The Volkswagen-sized Hornets’ Nest and other Misunderstandings, by Steven Scott Wallace

Eight stars

First and foremost, a large thank you to Reedsy Discovery and Steven Scott Wallace for providing me with a copy of this publication, which allows me to provide you with an unbiased review.

The curious and adventure-filled time that childhood provides is like no other, something Steven Scott Wallace proves in this short story. Apparently a tale pulled from the recesses of his mind and teenage life, Wallace tells of a summer where a freak accident left him in search of a hobby. This hobby may have been dangerous, but also proved fruitful and left him with drams of stardom. A piece many will be able to finish in one sitting, Wallace shows how youth and a little ingenuity bring forth the best stories to tell for generations.
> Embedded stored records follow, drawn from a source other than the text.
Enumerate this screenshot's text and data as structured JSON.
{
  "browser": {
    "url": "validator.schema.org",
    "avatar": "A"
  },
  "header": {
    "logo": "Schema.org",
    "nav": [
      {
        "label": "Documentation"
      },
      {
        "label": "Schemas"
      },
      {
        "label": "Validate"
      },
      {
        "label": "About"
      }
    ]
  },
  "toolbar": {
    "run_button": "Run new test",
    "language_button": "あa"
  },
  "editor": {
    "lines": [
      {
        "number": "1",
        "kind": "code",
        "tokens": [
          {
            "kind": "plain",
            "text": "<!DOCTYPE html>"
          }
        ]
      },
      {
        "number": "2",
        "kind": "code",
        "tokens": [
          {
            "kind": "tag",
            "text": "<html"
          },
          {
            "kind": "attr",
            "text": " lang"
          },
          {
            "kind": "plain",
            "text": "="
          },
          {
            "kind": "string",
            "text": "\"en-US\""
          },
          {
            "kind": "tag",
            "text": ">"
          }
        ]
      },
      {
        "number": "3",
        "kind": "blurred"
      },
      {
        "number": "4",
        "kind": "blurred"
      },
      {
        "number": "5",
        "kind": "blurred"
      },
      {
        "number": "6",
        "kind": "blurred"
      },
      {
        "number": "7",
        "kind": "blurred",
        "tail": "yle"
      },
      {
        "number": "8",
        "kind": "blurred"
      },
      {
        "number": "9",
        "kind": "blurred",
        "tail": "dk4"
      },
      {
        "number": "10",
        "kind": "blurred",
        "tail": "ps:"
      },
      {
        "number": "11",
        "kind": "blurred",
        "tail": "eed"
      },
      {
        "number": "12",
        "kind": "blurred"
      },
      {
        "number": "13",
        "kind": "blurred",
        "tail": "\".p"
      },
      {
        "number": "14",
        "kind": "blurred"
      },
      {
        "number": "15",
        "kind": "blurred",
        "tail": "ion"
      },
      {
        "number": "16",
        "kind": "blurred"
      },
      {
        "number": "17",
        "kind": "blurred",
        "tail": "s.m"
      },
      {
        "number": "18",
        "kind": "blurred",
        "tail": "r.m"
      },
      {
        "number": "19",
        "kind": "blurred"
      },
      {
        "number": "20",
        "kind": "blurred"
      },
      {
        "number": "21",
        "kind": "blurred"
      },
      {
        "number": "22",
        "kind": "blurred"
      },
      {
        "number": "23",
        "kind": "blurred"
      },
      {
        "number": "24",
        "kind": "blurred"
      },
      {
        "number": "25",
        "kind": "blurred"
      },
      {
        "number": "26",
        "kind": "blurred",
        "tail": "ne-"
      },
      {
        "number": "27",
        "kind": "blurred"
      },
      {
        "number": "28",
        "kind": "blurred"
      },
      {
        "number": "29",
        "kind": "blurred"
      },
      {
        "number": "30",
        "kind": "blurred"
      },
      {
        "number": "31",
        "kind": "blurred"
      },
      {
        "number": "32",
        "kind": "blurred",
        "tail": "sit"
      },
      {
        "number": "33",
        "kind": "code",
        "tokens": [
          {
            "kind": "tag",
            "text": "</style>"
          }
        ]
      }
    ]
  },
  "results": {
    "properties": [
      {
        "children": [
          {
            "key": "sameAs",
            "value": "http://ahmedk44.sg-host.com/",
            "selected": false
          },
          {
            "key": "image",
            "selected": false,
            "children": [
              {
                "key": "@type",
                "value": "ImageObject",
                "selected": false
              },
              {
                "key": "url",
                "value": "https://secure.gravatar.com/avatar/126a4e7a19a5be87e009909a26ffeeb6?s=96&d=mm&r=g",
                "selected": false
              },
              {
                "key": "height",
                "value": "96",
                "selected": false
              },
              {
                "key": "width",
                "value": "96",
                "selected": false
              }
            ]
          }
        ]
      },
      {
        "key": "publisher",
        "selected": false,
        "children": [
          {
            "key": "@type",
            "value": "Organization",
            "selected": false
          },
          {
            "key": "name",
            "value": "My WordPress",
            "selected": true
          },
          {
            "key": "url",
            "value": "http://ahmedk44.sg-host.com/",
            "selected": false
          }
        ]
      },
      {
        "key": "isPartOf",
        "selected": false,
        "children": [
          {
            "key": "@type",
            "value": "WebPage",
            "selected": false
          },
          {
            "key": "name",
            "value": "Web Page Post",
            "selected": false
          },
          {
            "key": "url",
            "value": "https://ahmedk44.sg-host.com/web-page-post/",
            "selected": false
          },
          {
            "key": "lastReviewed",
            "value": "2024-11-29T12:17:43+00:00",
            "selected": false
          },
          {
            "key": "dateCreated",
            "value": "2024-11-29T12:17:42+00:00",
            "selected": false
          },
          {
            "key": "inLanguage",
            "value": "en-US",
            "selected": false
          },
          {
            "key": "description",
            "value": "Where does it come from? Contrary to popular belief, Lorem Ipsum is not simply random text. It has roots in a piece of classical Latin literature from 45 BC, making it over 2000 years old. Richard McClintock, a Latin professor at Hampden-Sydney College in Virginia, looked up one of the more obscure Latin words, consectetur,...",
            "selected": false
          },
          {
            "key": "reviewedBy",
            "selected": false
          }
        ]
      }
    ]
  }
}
While most of America was fixated on something else in the summer of 1974, southern Oregon’s Josephine County had an issue they could not ignore. Hornets were all over the place and nothing was going to stop them. Steve ‘Wally’ Wallace knew this all too well, as he tried to come up with a solution.

It was only after a freak accident while helping his uncle that Wally found himself with lots of time on his hands (pardon the pun) and a mind running on thirteen-year-old overload. He gave the hornet issue some thought and used the library to devise a plan that could not fail. All summer, Wally found and handled hornets’ nest around town and had made quite the name for himself.

Once school started, he was full of stories, only the discover a new and massive nest that needed his attention. While he had handled angry hornets before, this would be the ultimate battle. Wally and his friend devised a plan to kill the hornets and preserve the nest for their science teacher. While it seemed to work, on the day the nest was to be brought to school, Wally learned that things went horribly wrong and he might find himself in a load of trouble. Could his stardom be drowned out by wanting to brag one time too many?

This quaint story appears to reflect on some of the actual experiences by Steven Scott Wallace during his youth, though that is entirely unclear. Whatever its providence, it reads easily and proves to be a nice means of entertaining the reader who wishes to put a pause on all things chaotic in their life. The narrative keeps the reader curious and wondering as the plot appears to thicken, or at least as much as it can for one eager teenage boy. With a nice twist at the end, Wallace allows the reader a ‘wink and a nudge’ moment while they wonder if this is one of many stories that might be published before long.

Kudos, Mr. Wallace, for a nice little reprieve from what I usually read. I would love to get my hands on more of these stories, should they exist.

A Book for All Seasons, a different sort of Book Challenge: